Visual artist. More legs. No faces please. Clothing and identity.
Based in Amsterdam, Netherlands.
Human limits and insecurities, obsessions and fears, vanity and desire - all beautifully captured in the humorous and challenging works of Dutch visual artist and sculpture art teacher Guda Koster.
Guda treats the body as a sculptural base and clothing as a statement and confession of her enigmatic figures, stimulating the viewer to look beyond appearance. Guda´s works are full of everyday parallels, mild social criticism, irony and humor. She enjoys playing with illusion and contrast between the visible and the invisible.
Discover her artworks on mynt.art
2020 The big happening, public space Amsterdam (NL)
2020 Get Dressed, Galerie in der Reithalle, Paderborn (DE)
2019 Blindgangers, CBK (Center for Visual Arts) Amsterdam (NL)
2019 Kontinuum, Sparkasse, Wuppertal (DE)
2018 The women behind, Museum on the seam, Jerusalem (IS)
Your art is...
Colorful, cheerful, humoristic, bright
Name something you love, and why.
Flowers because of their beautiful shapes and bright colors.
Which professional success meant the most to you?
The moment photography entered my work. Suddenly my work was picked up everywhere by magazines, blogs etc. and I suddenly had buyers for my work.
Analog or Digital?
Tell us something about your education
I studied sculpture and textile in Amsterdam, and both directions are very important in my work. From sewing the clothes and building the set to taking the photos I appear in, I am a true DIY kind of artist.
A question that moves you right now
What will the world look like after Corona.
Since I made living sculptures that only existed for an hour, it only made sense to take a photo as documentation. Taking a photo became more than just a registration, it became the final work.
What was the weirdest encounter, the craziest adventure or the most beautiful moment you experienced on a shoot?

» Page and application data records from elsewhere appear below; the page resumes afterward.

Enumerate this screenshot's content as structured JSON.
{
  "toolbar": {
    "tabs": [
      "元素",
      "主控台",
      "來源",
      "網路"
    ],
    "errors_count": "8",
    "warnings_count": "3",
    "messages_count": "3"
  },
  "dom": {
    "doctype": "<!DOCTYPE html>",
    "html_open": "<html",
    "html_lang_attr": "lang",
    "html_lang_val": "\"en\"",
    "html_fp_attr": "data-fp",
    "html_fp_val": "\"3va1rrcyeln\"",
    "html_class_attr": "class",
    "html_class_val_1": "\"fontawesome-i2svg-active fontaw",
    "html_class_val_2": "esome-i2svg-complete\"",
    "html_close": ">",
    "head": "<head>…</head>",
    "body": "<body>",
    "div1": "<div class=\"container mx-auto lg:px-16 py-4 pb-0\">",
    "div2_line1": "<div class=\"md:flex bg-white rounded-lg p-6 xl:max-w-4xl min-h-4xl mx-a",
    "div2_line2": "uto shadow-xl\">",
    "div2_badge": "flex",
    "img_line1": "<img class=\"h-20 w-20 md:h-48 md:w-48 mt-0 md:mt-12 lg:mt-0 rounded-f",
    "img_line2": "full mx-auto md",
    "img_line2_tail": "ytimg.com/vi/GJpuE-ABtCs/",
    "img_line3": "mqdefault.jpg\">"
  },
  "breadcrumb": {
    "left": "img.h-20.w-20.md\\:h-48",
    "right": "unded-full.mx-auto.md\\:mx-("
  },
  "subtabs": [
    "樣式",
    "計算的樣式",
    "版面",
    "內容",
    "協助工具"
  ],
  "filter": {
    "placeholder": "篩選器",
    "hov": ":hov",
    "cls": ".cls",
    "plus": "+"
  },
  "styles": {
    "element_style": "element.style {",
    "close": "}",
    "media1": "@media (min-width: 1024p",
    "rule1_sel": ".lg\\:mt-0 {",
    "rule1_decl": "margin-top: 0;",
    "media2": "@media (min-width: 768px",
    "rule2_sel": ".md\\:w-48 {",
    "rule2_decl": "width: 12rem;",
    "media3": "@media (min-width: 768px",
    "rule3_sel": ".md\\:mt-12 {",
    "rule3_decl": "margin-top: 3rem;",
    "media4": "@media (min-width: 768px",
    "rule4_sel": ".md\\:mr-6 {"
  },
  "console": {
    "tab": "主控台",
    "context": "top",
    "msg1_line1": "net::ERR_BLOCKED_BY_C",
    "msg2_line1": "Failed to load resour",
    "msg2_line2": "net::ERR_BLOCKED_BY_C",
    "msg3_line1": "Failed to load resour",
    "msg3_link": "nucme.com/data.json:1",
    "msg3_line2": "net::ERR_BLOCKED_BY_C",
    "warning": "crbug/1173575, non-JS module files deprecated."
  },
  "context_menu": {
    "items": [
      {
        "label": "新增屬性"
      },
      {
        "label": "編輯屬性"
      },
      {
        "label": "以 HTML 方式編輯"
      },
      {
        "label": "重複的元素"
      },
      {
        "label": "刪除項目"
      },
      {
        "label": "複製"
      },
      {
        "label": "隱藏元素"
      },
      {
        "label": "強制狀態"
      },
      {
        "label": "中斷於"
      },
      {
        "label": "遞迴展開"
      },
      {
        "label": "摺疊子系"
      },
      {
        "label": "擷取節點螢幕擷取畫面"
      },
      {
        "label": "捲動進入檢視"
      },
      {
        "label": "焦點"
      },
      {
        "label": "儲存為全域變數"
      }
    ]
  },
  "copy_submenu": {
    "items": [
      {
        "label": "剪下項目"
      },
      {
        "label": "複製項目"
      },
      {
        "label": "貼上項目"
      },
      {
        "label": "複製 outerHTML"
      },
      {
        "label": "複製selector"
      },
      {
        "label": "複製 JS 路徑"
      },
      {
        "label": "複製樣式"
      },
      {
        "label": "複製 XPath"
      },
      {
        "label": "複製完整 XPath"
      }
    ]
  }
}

In 2017 I collaborated with AURA dance theater from Kaunas (Lithuania) on the performance Sprendimas (Gamechanger). In August 2020, they asked me again for a collaboration to make costumes / sculptures for a new performance that would be shown at the international dance festival. The “costumes” that I designed and made for dance / theater group AURA’s new piece are abstract constructions, made of textiles in bright colors or textiles with graphic designs. I do not emphasize the forms of the dancer’s bodies, but dehumanize them into sculptures on the contrary. The dancer’s bodies are hidden in geometric three-dimensional objects, and even their faces remain largely invisible. From the outside there is nothing more to see than an arm or a leg. Their freedom of movement is limited. How the dancers deal with these handicaps is a challenge that is the starting point of the piece. The “sculptures” can be seen as a metaphor for how people should behave in public spaces during the Corona crisis: touching or even seeing each other cut off, but protected by the construction in which they are hidden.
What is more important to you: Form or content?
Both. A work can start with the pattern of a fabric found on the market or it can start with an idea. The idea may seem fantastic, but implementation often falls short. To get the visual result I want, I constantly adjust the designs and sets until the installation is okay.
What part of the human face is your favorite?
You don’t see the face in my work. The face is so important that it distracts you from other things, such as the shape of the clothes, the patterns or the composition. If you cannot see the face, the human figure is dehumanized into a sculpture and the viewer’s attention can remain focused on patterns, fabrics and general atmospheres.
In most works you only see just an arm or a leg. Probably more legs
Where does your inspiration live?
Books, costumes, Pinterest, everyday situations, theatre, other artists, fashion, abstract art
What would you do if you weren't afraid?
Speleology, exploring caves, the curiosity what lies beyond.